SC CTSI Develops New Manuals to Help Researchers Engage Diverse Communities in Clinical Studies
Manuals provide toolkits for strategies to guide researchers as they partner with community members, recruit participants, and involve community voices in research design.
To advance its mission to close gaps in health disparities between the nation's various populations and groups through improved clinical research, the SC CTSI has developed a "toolbox" of publications to help researchers partner more productively with diverse communities of Southern California and beyond.
The 25-page booklets contain strategies, best practices and advice for engaging diverse communities and populations in clinical and translational research, said Marisela Robles, MS, Program Manager in the SC CTSI's Community Engagement program, and a coauthor of the manuals.

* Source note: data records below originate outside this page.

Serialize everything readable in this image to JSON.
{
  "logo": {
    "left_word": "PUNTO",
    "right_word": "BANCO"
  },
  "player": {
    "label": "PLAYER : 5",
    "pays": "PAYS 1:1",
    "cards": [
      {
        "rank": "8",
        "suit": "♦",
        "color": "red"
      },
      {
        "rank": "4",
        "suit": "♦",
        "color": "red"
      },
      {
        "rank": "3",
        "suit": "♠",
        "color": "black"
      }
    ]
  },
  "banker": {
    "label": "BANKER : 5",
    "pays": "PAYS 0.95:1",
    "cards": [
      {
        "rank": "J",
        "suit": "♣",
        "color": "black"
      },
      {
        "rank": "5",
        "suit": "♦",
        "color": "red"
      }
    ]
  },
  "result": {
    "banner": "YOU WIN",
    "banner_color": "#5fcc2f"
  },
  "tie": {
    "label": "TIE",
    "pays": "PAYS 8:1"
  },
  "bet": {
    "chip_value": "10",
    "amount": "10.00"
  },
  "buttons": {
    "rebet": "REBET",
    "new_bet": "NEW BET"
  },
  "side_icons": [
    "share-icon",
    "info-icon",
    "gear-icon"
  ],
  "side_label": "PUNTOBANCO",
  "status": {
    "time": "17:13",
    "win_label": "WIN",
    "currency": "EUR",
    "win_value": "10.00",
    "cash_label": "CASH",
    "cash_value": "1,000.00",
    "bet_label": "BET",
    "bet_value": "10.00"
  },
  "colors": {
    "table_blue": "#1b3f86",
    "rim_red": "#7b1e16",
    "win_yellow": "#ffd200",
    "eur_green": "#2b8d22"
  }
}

Why the focus on community engaged research? Despite efforts by the nation's research institutions and government bodies, clinical studies in the U.S. remain overwhelmingly White; nonwhites including Latinos, Asians, and African Americans, make up a disproportionately small percentage of research participants.
"The underrepresentation of minorities in research is an important contributor to health disparities," said Robles. "The dearth of clinical data specific to different populations and communities often leaves doctors and researchers with insufficient data about biological and cultural variations that can play a role in disease and treatment outcomes."
Real-world guidance for developing community-engaged research.
Clinical researchers rarely receive guidance in community engagement (CE) during their schooling or post-degree training, nor are they typically familiar with the growing body of research on campus-community partnerships, explained Katrina Kubicek, PhDc, Associate Director of the SC CTSI's Community Engagement program, also a coauthor of the manuals.
"The manuals are a concise but complete overview of the community engagement process that researchers can use as they seek to establish relationships with populations that have traditionally remained outside the world of clinical research," said Kubicek.
Three toolkits have been completed so far, with two more forthcoming. Available now are the following:
- Toolkit for Developing Community Partnerships — Introduces the key concepts, practices and strategies in community-engaged research, outlines the potential contributions of CE to successful clinical research, includes case studies, discusses career issues for researchers, and more.
- Tips and Tricks for Successful Research Recruitment: A Toolkit for a Community-Based Approach — Provides nuts-and-bolts advice to prepare researchers for success in CE, including goal-setting, listening to participants, compensation for individuals and organizations, communication, recruitment challenges, keys to participant retention, and more.
- Integrating Community Voices into a Research Study: Community Advisory Board Toolkit — Discusses formation and activities of Community Advisory Boards (CAB), including identification of potential members, staffing, research question development, CAB meeting facilitation, meeting materials and logistics; includes sample CAB member agreement, partnership letter, other documents, and more.
Two forthcoming publications will cover the topics of cultural competency and of dissemination avenues.
CE is a boon for research studies.
Engaging long-overlooked populations is not only good for public health, it benefits research studies, which frequently struggle to achieve adequate participant enrollment. According to one analysis, nearly 20% of studies were either terminated for failed accrual or completed with less than 85% expected enrollment. CE is a powerful tool to help boost and retain participation.
The SC CTSI provides a number of resources, training and consulting services to assist researchers with community-engaged research.